…helped out during fall 2014 on a collaborative project involving small mammal populations and metabolites and then worked full time in the lab spring 2015. She recently completed her MSc at Texas Tech University in the McGuire lab studying bat migration physiological ecology.
Chyna investigated interactions between Dickcissels and Grasshopper Sparrows on the Konza in her senior year. She is a MS student studying insect communities in North Dakota.
Steffanie was anREU in 2013, kicking off a project on the cauases of territory aggregation in Grasshopper Sparrows. She is now is pursuing an MA in International Environmental Policy at Berkeley.
Emily with the subject of her MSc thesis… a Grasshopper Sparrow
Emily’s research aimed to explain why Konza’s Grasshopper Sparrows frequently disperse within seasons, sequentially defending multiple territories. Emily documented the frequency and spatial scales of these movements, and tested hypotheses based on food availability and risk avoidance. After four years as an avian biologist at Denali National Park, she began her PhD in Dr. Peter Marra’s lab where she will be studying migration of arctic-breeding birds.
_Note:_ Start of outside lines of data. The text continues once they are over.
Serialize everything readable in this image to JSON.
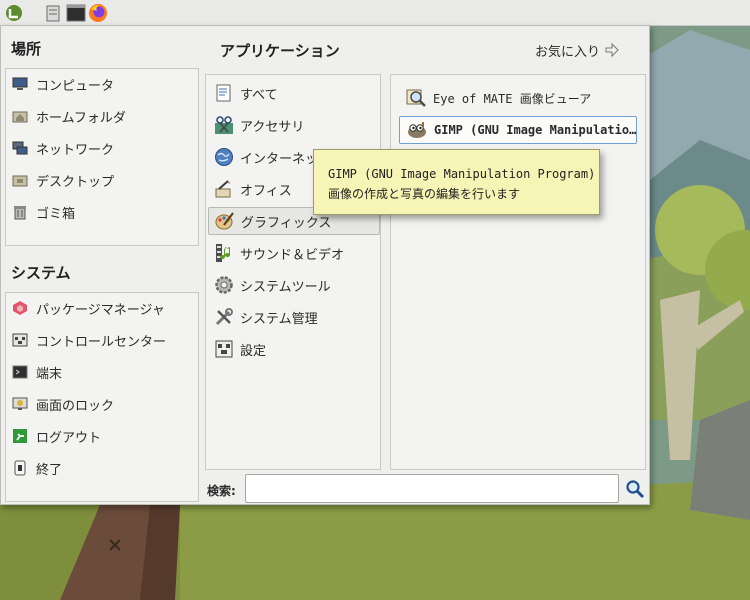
{
  "places": {
    "title": "場所",
    "items": [
      {
        "label": "コンピュータ",
        "icon": "computer-icon"
      },
      {
        "label": "ホームフォルダ",
        "icon": "home-folder-icon"
      },
      {
        "label": "ネットワーク",
        "icon": "network-icon"
      },
      {
        "label": "デスクトップ",
        "icon": "desktop-folder-icon"
      },
      {
        "label": "ゴミ箱",
        "icon": "trash-icon"
      }
    ]
  },
  "system": {
    "title": "システム",
    "items": [
      {
        "label": "パッケージマネージャ",
        "icon": "package-manager-icon"
      },
      {
        "label": "コントロールセンター",
        "icon": "control-center-icon"
      },
      {
        "label": "端末",
        "icon": "terminal-icon"
      },
      {
        "label": "画面のロック",
        "icon": "lock-screen-icon"
      },
      {
        "label": "ログアウト",
        "icon": "logout-icon"
      },
      {
        "label": "終了",
        "icon": "shutdown-icon"
      }
    ]
  },
  "applications": {
    "title": "アプリケーション",
    "favorites_label": "お気に入り",
    "categories": [
      {
        "label": "すべて",
        "icon": "all-apps-icon"
      },
      {
        "label": "アクセサリ",
        "icon": "accessories-icon"
      },
      {
        "label": "インターネット",
        "icon": "internet-icon"
      },
      {
        "label": "オフィス",
        "icon": "office-icon"
      },
      {
        "label": "グラフィックス",
        "icon": "graphics-icon",
        "selected": true
      },
      {
        "label": "サウンド＆ビデオ",
        "icon": "sound-video-icon"
      },
      {
        "label": "システムツール",
        "icon": "system-tools-icon"
      },
      {
        "label": "システム管理",
        "icon": "system-admin-icon"
      },
      {
        "label": "設定",
        "icon": "settings-icon"
      }
    ],
    "apps": [
      {
        "label": "Eye of MATE 画像ビューア",
        "icon": "image-viewer-icon"
      },
      {
        "label": "GIMP (GNU Image Manipulatio…",
        "icon": "gimp-icon",
        "focused": true
      }
    ]
  },
  "tooltip": {
    "line1": "GIMP (GNU Image Manipulation Program)",
    "line2": "画像の作成と写真の編集を行います"
  },
  "search": {
    "label": "検索:",
    "value": "",
    "placeholder": ""
  },
  "colors": {
    "menu_bg": "#efefed",
    "tooltip_bg": "#f7f5b5",
    "focus_border": "#6fa0d8",
    "mint_accent": "#8fbc5a"
  }
}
Read Emily’s MSc thesis, or check out her 1st publication from her MSc documenting the patterns of breeding dispersal, or her 2nd publication that tests hypotheses explaining why some but not all birds make these movements.
Sarah’s MS research examined the direct and indirect consequences of parasitism by Brown-headed Cowbirds for nestling development and juvenile survival in three species of grassland-obligate songbirds, and in turn, the consequences for cowbirds of being raised by different host species. She was been involved with research in the lab since 2014. She published a comprehensive test of alternative explanations for territory aggregation, a study that began when she was an REU student. She completed her MS during the summer of 2019 and is now pursuing a PhD at the University of Illinois in Dr. Mark Hauber’s lab.
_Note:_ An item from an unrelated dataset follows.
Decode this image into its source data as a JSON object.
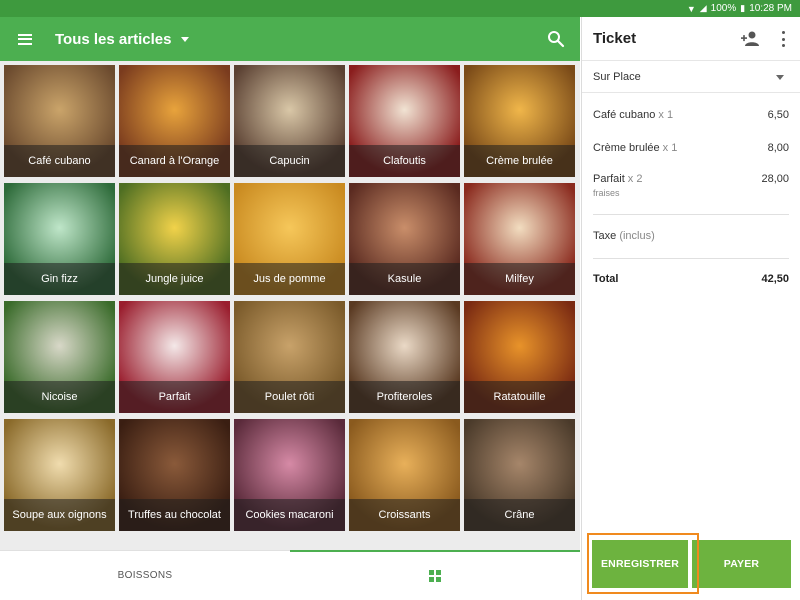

Elsie’s dissertation addressed the interplay between sources of sexual- and natural-selection, focusing especially on Neotropical manakins. She combined comparative approaches to understand selection on male traits, demographic methods to understand the importance of rain on adult survival, genetic methods to link abiotic constraints on survival to the strength of sexual selection across populations, and individual-level behavioral experiments to understand the drivers of male reproductive behavior. In fall 2020, she joined Dr. Al Uy’s lab where she will study speciation in Solomon Island flycatchers, funded by an NSF post-doctoral fellowship.